Fairholme Filing Regarding Recent Kentucky Case Decision

Dear Investor,

Last Friday, Judge Karen K. Caldwell of the U.S. District Court for the Eastern District of Kentucky entered an opinion dismissing a lawsuit brought by an individual shareholder challenging the Net Worth Sweep (Robinson v. FHFA, No. 15-109, E.D. Ky. Sept. 9, 2016).

Sabrepoint Capital Is Shorting SPACs For 2021

investSabrepoint Capital Partners was up 16.18% for the fourth quarter, bringing its full-year return to 27.49% for 2020. The S&amp;P 500 Total Return Index gained 17.4% during the year. The fund with $300 million in assets under management reports that its long positions contributed 55.2% to its 2020 return, while its shorts subtracted 16.7%. Q4 Read More

Judge Caldwell was referred this case on July 11, 2016, and her opinion borrows heavily from Judge Royce Lamberth’s 2014 decision in Perry Capital LLC v. Lew, 70 F. Supp. 3d 208 (D.D.C. 2014). She issued her decision without the benefit of any oral argument or further briefings.

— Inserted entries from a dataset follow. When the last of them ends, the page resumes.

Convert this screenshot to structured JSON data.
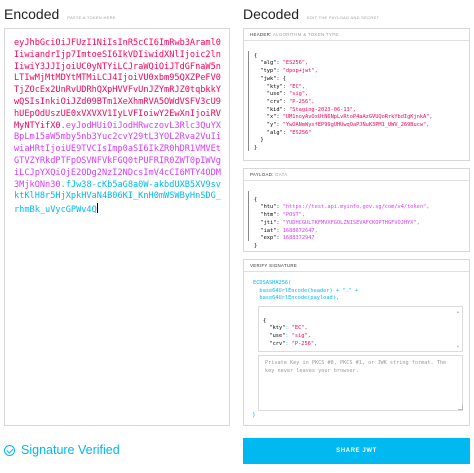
{
  "encoded": {
    "title": "Encoded",
    "subtitle": "PASTE A TOKEN HERE",
    "token_header": "eyJhbGciOiJFUzI1NiIsInR5cCI6ImRwb3Araml0IiwiandrIjp7ImtoeSI6IkVDIiwidXNlIjoic2lnIiwiY3JJIjoiUC0yNTYiLCJraWQiOiJTdGFnaW5nLTIwMjMtMDYtMTMiLCJ4IjoiVU0xbm95QXZPeFV0TjZOcEx2UnRvUDRhQXpHVVFvUnJZYmRJZ0tqbkkYwQSIsInkiOiJZd09BTm1XeXhmRVA5OWdVSFV3cU9hUEpOdUszUE0xVXVXV1IyLVFIoiwY2EwXnIjoiRVMyNTYifX0",
    "token_payload": ".eyJodHUiOiJodHRwczovL3Rlc3QuYXBpLm15aW5mby5nb3Yuc2cvY29tL3YOL2Rva2VuIiwiaHRtIjoiUE9TVCIsImp0aSI6IkZR0hDR1VMVEtGTVZYRkdPTFpOSVNFVkFGQ0tPUFRIR0ZWT0pIWVgiLCJpYXQiOjE2ODg2NzI2NDcsImV4cCI6MTY4ODM3MjkONn30",
    "token_sig": ".fJw38-cKb5aG8a0W-akbdUXB5XV9svktKlH8r5HjXpkHVaN4B06KI_KnH0mWSWByHnSDG_rhmBk_uVycGPWv4Q"
  },
  "decoded": {
    "title": "Decoded",
    "subtitle": "EDIT THE PAYLOAD AND SECRET",
    "header": {
      "label": "HEADER:",
      "sublabel": "ALGORITHM & TOKEN TYPE",
      "lines": [
        {
          "k": "\"alg\"",
          "v": "\"ES256\","
        },
        {
          "k": "\"typ\"",
          "v": "\"dpop+jwt\","
        },
        {
          "k": "\"jwk\"",
          "v": "{"
        },
        {
          "k": "\"kty\"",
          "v": "\"EC\","
        },
        {
          "k": "\"use\"",
          "v": "\"sig\","
        },
        {
          "k": "\"crv\"",
          "v": "\"P-256\","
        },
        {
          "k": "\"kid\"",
          "v": "\"Staging-2023-06-13\","
        },
        {
          "k": "\"x\"",
          "v": "\"UM1noyAvOxUtN6NpLvRtoP4aAzGVUQoRrkYbdIgKjnkA\","
        },
        {
          "k": "\"y\"",
          "v": "\"YwOANmWyxfEP99gUHUwqOaPJNuK3PM1_UWV_269Bucw\","
        },
        {
          "k": "\"alg\"",
          "v": "\"ES256\""
        }
      ]
    },
    "payload": {
      "label": "PAYLOAD:",
      "sublabel": "DATA",
      "lines": [
        {
          "k": "\"htu\"",
          "v": "\"https://test.api.myinfo.gov.sg/com/v4/token\","
        },
        {
          "k": "\"htm\"",
          "v": "\"POST\","
        },
        {
          "k": "\"jti\"",
          "v": "\"YUDHCGULTKFMVXFGOLZNISEVAFCKOPTHGFVOJHYX\","
        },
        {
          "k": "\"iat\"",
          "v": "1688672647,"
        },
        {
          "k": "\"exp\"",
          "v": "1688372947"
        }
      ]
    },
    "verify": {
      "label": "VERIFY SIGNATURE",
      "algo_line": "ECDSASHA256(",
      "line2": "base64UrlEncode(header) + \".\" +",
      "line3": "base64UrlEncode(payload),",
      "key_lines": [
        {
          "k": "\"kty\"",
          "v": "\"EC\","
        },
        {
          "k": "\"use\"",
          "v": "\"sig\","
        },
        {
          "k": "\"crv\"",
          "v": "\"P-256\","
        }
      ],
      "private_placeholder": "Private Key in PKCS #8, PKCS #1, or JWK string format. The key never leaves your browser."
    }
  },
  "status": {
    "verified": "Signature Verified"
  },
  "share_button": "SHARE JWT"
}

We found Judge Caldwell’s decision to be flawed and entirely unpersuasive, and believe that it is unlikely to influence the ruling on the lawfulness of the Net Worth Sweep in our case pending before the U.S. Court of Appeals for the D.C. Circuit.

Our counsel in the D.C. Circuit appellate case filed a notice with the Clerk of the appellate court regarding Judge Caldwell’s opinion. The notice succinctly indicates that an implication of Judge Caldwell’s reasoning is that there are no meaningful limits on what a federal conservator may do with the assets of a financial institution under its care and that “[t]o accept this reasoning is to allow not only FHFA but all federal conservators to plunder the assets of financial institutions whose assets they are required to preserve and conserve. No federal conservator has ever been permitted to enrich itself or a sister federal agency at the expense of the company for which it is responsible, and Congress did not authorize FHFA to become the first when it enacted HERA.”


No posts to display